Your kid is the best athlete among his peers. He’s head and shoulders above, actually. You were the best athlete throughout school; so was your spouse. It is, therefore, your kid’s birthright to be the best.

It’s so frustrating when he’s not given the playing time he deserves. Why should he, a superstar, sit on the bench while that other kid who missed so many practices get to be out there? And it’s completely irrelevant that your kid lost the last five face-offs he was in. The sun was in his eyes. He didn’t get enough sleep. He was thrown off because of the argument at breakfast table that morning. The other team was older and bigger. The kid on your team who won his face-offs–that’s irrelevant. He was lucky. Besides, he got more playing time than your kid, so of course he’s had more experience. The point is, it’s not fair.

Your kid gets knocked over all the time because the other team knows they have to cover him.  If they didn’t knock him down, he’d do serious damage.

During the game, you’re seething on the sidelines. You question every call, because the ref is targeting your kid. He probably thinks he’s making things fair for the other team, to make calls against your kid, but does he stop to think it’s not fair to your kid?

During the car ride home, you and your spouse bitterly recount the ways in which your kid was unfairly treated. The injustices. The ironies. The moronic calls. The coach’s favoritism. Next year, you swear, you’re moving him to the other town’s team. They’d be lucky to have him.

Your kid learns from you how unfair the world is. How much he deserves, and how outrageous it is that the coaches don’t recognize it. He learns that he should be bitter and angry at his teammates who are given playing time that should rightfully be his, while he rots on the bench. He learns that he should look for explanations like favoritism when things don’t go his way. He learns that it’s definitely not his fault.
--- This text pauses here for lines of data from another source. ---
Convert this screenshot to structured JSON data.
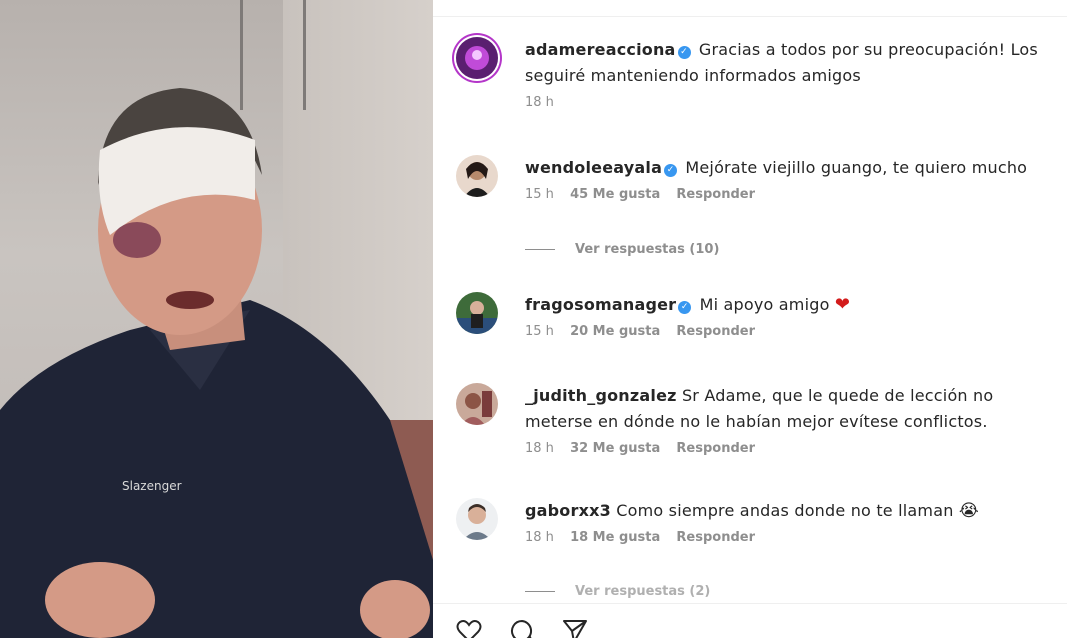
{
  "comments": [
    {
      "username": "adamereacciona",
      "verified": true,
      "text": "Gracias a todos por su preocupación! Los seguiré manteniendo informados amigos",
      "time": "18 h",
      "likes": "",
      "reply": ""
    },
    {
      "username": "wendoleeayala",
      "verified": true,
      "text": "Mejórate viejillo guango, te quiero mucho",
      "time": "15 h",
      "likes": "45 Me gusta",
      "reply": "Responder",
      "view_replies": "Ver respuestas (10)"
    },
    {
      "username": "fragosomanager",
      "verified": true,
      "text": "Mi apoyo amigo",
      "emoji": "❤",
      "time": "15 h",
      "likes": "20 Me gusta",
      "reply": "Responder"
    },
    {
      "username": "_judith_gonzalez",
      "verified": false,
      "text": "Sr Adame, que le quede de lección no meterse en dónde no le habían mejor evítese conflictos.",
      "time": "18 h",
      "likes": "32 Me gusta",
      "reply": "Responder"
    },
    {
      "username": "gaborxx3",
      "verified": false,
      "text": "Como siempre andas donde no te llaman",
      "emoji": "😭",
      "time": "18 h",
      "likes": "18 Me gusta",
      "reply": "Responder",
      "view_replies": "Ver respuestas (2)"
    }
  ],
  "icons": [
    "heart-icon",
    "comment-icon",
    "share-icon"
  ],
  "colors": {
    "verified": "#3897f0",
    "meta": "#8e8e8e",
    "heart": "#d31b1b"
  }
}
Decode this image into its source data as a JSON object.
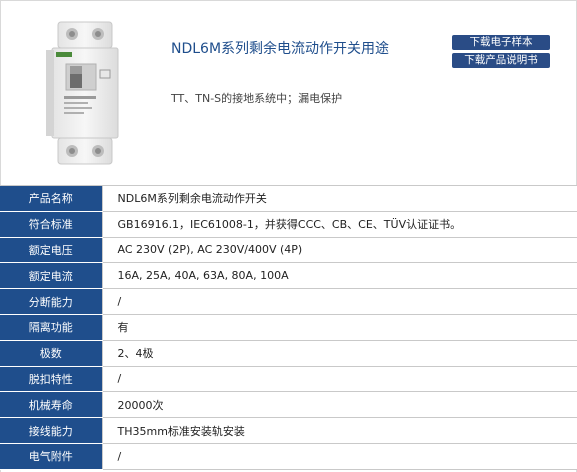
{
  "product": {
    "title": "NDL6M系列剩余电流动作开关用途",
    "subtitle": "TT、TN-S的接地系统中；漏电保护"
  },
  "buttons": {
    "download_sample": "下载电子样本",
    "download_manual": "下载产品说明书"
  },
  "specs": [
    {
      "label": "产品名称",
      "value": "NDL6M系列剩余电流动作开关"
    },
    {
      "label": "符合标准",
      "value": "GB16916.1，IEC61008-1，并获得CCC、CB、CE、TÜV认证证书。"
    },
    {
      "label": "额定电压",
      "value": "AC 230V (2P), AC 230V/400V (4P)"
    },
    {
      "label": "额定电流",
      "value": "16A, 25A, 40A, 63A, 80A, 100A"
    },
    {
      "label": "分断能力",
      "value": "/"
    },
    {
      "label": "隔离功能",
      "value": "有"
    },
    {
      "label": "极数",
      "value": "2、4极"
    },
    {
      "label": "脱扣特性",
      "value": "/"
    },
    {
      "label": "机械寿命",
      "value": "20000次"
    },
    {
      "label": "接线能力",
      "value": "TH35mm标准安装轨安装"
    },
    {
      "label": "电气附件",
      "value": "/"
    }
  ],
  "colors": {
    "accent": "#1f4e8c",
    "button": "#2a4c86"
  }
}
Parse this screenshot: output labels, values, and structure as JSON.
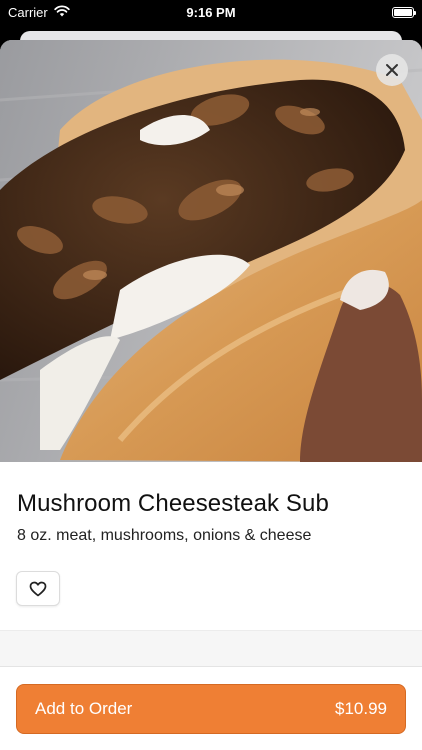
{
  "status_bar": {
    "carrier": "Carrier",
    "time": "9:16 PM"
  },
  "item": {
    "name": "Mushroom Cheesesteak Sub",
    "description": "8 oz. meat, mushrooms, onions & cheese"
  },
  "actions": {
    "close_icon": "close-icon",
    "favorite_icon": "heart-outline-icon",
    "add_to_order_label": "Add to Order",
    "price": "$10.99"
  },
  "colors": {
    "accent": "#ef7f34",
    "accent_border": "#d56a23"
  }
}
As a parent, it’s your job to show him how to deal with disappointment.